*EXERCISE*
Print each entry exactly, all the way through.
PROVIDED DATA Start Marker
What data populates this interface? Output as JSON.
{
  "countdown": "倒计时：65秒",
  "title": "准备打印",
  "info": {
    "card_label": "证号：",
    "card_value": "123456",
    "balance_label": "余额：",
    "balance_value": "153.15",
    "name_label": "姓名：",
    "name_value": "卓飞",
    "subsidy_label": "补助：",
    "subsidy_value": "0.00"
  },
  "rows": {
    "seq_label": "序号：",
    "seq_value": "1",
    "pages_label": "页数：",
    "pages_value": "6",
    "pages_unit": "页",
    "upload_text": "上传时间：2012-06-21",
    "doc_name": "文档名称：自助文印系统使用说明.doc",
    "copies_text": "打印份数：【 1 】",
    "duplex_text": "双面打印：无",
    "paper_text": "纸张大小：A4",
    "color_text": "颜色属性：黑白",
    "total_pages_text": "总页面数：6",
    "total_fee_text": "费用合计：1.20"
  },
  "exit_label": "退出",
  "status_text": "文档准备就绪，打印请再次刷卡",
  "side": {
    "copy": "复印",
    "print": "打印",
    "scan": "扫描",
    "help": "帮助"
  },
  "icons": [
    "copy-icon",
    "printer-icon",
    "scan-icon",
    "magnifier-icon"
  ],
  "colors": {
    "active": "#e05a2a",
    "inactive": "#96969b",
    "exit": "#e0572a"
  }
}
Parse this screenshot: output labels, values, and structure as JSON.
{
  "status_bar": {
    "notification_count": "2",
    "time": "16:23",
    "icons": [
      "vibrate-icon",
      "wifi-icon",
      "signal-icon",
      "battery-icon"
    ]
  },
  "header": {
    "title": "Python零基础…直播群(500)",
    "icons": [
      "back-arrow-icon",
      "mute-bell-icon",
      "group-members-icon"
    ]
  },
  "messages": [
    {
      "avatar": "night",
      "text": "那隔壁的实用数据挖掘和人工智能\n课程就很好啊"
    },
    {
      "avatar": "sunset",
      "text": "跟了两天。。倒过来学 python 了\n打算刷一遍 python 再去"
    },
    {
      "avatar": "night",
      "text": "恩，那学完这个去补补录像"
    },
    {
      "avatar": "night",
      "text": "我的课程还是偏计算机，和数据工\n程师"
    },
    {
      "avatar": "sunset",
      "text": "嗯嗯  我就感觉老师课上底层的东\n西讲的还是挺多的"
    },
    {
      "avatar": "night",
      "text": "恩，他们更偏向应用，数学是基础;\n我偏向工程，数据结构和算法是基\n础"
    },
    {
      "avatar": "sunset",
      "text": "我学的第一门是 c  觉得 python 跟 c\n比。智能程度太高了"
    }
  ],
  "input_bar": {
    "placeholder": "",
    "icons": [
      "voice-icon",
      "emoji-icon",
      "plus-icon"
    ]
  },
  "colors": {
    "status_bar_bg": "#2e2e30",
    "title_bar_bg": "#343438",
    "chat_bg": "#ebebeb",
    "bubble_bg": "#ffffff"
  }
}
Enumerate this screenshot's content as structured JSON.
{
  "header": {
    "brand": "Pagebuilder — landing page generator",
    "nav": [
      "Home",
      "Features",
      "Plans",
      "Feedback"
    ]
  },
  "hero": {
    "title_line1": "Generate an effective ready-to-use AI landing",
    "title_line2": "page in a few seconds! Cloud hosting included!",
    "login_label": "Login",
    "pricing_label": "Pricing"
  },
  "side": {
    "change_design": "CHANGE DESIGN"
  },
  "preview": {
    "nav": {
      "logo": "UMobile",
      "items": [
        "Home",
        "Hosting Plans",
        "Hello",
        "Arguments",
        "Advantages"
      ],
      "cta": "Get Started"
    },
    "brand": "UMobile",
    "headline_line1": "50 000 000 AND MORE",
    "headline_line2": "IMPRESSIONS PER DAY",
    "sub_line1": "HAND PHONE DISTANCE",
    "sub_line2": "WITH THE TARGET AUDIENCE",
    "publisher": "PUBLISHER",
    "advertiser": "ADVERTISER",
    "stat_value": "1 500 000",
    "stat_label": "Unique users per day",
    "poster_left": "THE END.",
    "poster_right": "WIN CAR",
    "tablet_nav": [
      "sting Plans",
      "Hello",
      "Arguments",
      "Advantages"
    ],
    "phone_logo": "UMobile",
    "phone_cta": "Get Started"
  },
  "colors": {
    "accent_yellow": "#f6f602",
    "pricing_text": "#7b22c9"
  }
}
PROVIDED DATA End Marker
*RESPONSE BELOW*
What data populates this interface? Output as JSON.
{
  "countdown": "倒计时：65秒",
  "title": "准备打印",
  "info": {
    "card_label": "证号：",
    "card_value": "123456",
    "balance_label": "余额：",
    "balance_value": "153.15",
    "name_label": "姓名：",
    "name_value": "卓飞",
    "subsidy_label": "补助：",
    "subsidy_value": "0.00"
  },
  "rows": {
    "seq_label": "序号：",
    "seq_value": "1",
    "pages_label": "页数：",
    "pages_value": "6",
    "pages_unit": "页",
    "upload_text": "上传时间：2012-06-21",
    "doc_name": "文档名称：自助文印系统使用说明.doc",
    "copies_text": "打印份数：【 1 】",
    "duplex_text": "双面打印：无",
    "paper_text": "纸张大小：A4",
    "color_text": "颜色属性：黑白",
    "total_pages_text": "总页面数：6",
    "total_fee_text": "费用合计：1.20"
  },
  "exit_label": "退出",
  "status_text": "文档准备就绪，打印请再次刷卡",
  "side": {
    "copy": "复印",
    "print": "打印",
    "scan": "扫描",
    "help": "帮助"
  },
  "icons": [
    "copy-icon",
    "printer-icon",
    "scan-icon",
    "magnifier-icon"
  ],
  "colors": {
    "active": "#e05a2a",
    "inactive": "#96969b",
    "exit": "#e0572a"
  }
}
Parse this screenshot: output labels, values, and structure as JSON.
{
  "status_bar": {
    "notification_count": "2",
    "time": "16:23",
    "icons": [
      "vibrate-icon",
      "wifi-icon",
      "signal-icon",
      "battery-icon"
    ]
  },
  "header": {
    "title": "Python零基础…直播群(500)",
    "icons": [
      "back-arrow-icon",
      "mute-bell-icon",
      "group-members-icon"
    ]
  },
  "messages": [
    {
      "avatar": "night",
      "text": "那隔壁的实用数据挖掘和人工智能\n课程就很好啊"
    },
    {
      "avatar": "sunset",
      "text": "跟了两天。。倒过来学 python 了\n打算刷一遍 python 再去"
    },
    {
      "avatar": "night",
      "text": "恩，那学完这个去补补录像"
    },
    {
      "avatar": "night",
      "text": "我的课程还是偏计算机，和数据工\n程师"
    },
    {
      "avatar": "sunset",
      "text": "嗯嗯  我就感觉老师课上底层的东\n西讲的还是挺多的"
    },
    {
      "avatar": "night",
      "text": "恩，他们更偏向应用，数学是基础;\n我偏向工程，数据结构和算法是基\n础"
    },
    {
      "avatar": "sunset",
      "text": "我学的第一门是 c  觉得 python 跟 c\n比。智能程度太高了"
    }
  ],
  "input_bar": {
    "placeholder": "",
    "icons": [
      "voice-icon",
      "emoji-icon",
      "plus-icon"
    ]
  },
  "colors": {
    "status_bar_bg": "#2e2e30",
    "title_bar_bg": "#343438",
    "chat_bg": "#ebebeb",
    "bubble_bg": "#ffffff"
  }
}
Enumerate this screenshot's content as structured JSON.
{
  "header": {
    "brand": "Pagebuilder — landing page generator",
    "nav": [
      "Home",
      "Features",
      "Plans",
      "Feedback"
    ]
  },
  "hero": {
    "title_line1": "Generate an effective ready-to-use AI landing",
    "title_line2": "page in a few seconds! Cloud hosting included!",
    "login_label": "Login",
    "pricing_label": "Pricing"
  },
  "side": {
    "change_design": "CHANGE DESIGN"
  },
  "preview": {
    "nav": {
      "logo": "UMobile",
      "items": [
        "Home",
        "Hosting Plans",
        "Hello",
        "Arguments",
        "Advantages"
      ],
      "cta": "Get Started"
    },
    "brand": "UMobile",
    "headline_line1": "50 000 000 AND MORE",
    "headline_line2": "IMPRESSIONS PER DAY",
    "sub_line1": "HAND PHONE DISTANCE",
    "sub_line2": "WITH THE TARGET AUDIENCE",
    "publisher": "PUBLISHER",
    "advertiser": "ADVERTISER",
    "stat_value": "1 500 000",
    "stat_label": "Unique users per day",
    "poster_left": "THE END.",
    "poster_right": "WIN CAR",
    "tablet_nav": [
      "sting Plans",
      "Hello",
      "Arguments",
      "Advantages"
    ],
    "phone_logo": "UMobile",
    "phone_cta": "Get Started"
  },
  "colors": {
    "accent_yellow": "#f6f602",
    "pricing_text": "#7b22c9"
  }
}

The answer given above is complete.